◆ **Interface dataset entries**
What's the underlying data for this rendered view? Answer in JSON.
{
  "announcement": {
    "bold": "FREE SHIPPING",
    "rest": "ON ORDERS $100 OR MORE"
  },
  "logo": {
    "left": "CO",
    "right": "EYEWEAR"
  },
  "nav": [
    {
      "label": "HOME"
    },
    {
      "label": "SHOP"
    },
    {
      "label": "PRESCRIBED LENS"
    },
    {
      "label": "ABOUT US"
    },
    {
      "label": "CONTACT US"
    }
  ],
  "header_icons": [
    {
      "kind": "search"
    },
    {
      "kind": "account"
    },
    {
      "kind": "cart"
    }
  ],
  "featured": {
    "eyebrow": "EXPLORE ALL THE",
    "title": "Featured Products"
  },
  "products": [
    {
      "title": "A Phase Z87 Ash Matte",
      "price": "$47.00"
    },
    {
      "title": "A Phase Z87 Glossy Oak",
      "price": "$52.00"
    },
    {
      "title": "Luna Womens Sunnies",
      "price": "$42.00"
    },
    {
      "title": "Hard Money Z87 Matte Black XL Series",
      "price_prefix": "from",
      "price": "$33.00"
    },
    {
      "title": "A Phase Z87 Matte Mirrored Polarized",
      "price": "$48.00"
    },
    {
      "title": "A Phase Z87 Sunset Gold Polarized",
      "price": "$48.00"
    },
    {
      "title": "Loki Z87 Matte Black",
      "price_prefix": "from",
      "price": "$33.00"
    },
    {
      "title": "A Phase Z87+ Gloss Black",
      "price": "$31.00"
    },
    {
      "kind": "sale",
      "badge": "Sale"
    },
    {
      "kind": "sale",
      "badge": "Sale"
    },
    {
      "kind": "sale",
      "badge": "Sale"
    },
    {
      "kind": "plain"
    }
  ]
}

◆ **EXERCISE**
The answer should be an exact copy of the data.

◆ **WRITTEN SOLUTION**
What's the underlying data for this rendered view? Answer in JSON.
{
  "announcement": {
    "bold": "FREE SHIPPING",
    "rest": "ON ORDERS $100 OR MORE"
  },
  "logo": {
    "left": "CO",
    "right": "EYEWEAR"
  },
  "nav": [
    {
      "label": "HOME"
    },
    {
      "label": "SHOP"
    },
    {
      "label": "PRESCRIBED LENS"
    },
    {
      "label": "ABOUT US"
    },
    {
      "label": "CONTACT US"
    }
  ],
  "header_icons": [
    {
      "kind": "search"
    },
    {
      "kind": "account"
    },
    {
      "kind": "cart"
    }
  ],
  "featured": {
    "eyebrow": "EXPLORE ALL THE",
    "title": "Featured Products"
  },
  "products": [
    {
      "title": "A Phase Z87 Ash Matte",
      "price": "$47.00"
    },
    {
      "title": "A Phase Z87 Glossy Oak",
      "price": "$52.00"
    },
    {
      "title": "Luna Womens Sunnies",
      "price": "$42.00"
    },
    {
      "title": "Hard Money Z87 Matte Black XL Series",
      "price_prefix": "from",
      "price": "$33.00"
    },
    {
      "title": "A Phase Z87 Matte Mirrored Polarized",
      "price": "$48.00"
    },
    {
      "title": "A Phase Z87 Sunset Gold Polarized",
      "price": "$48.00"
    },
    {
      "title": "Loki Z87 Matte Black",
      "price_prefix": "from",
      "price": "$33.00"
    },
    {
      "title": "A Phase Z87+ Gloss Black",
      "price": "$31.00"
    },
    {
      "kind": "sale",
      "badge": "Sale"
    },
    {
      "kind": "sale",
      "badge": "Sale"
    },
    {
      "kind": "sale",
      "badge": "Sale"
    },
    {
      "kind": "plain"
    }
  ]
}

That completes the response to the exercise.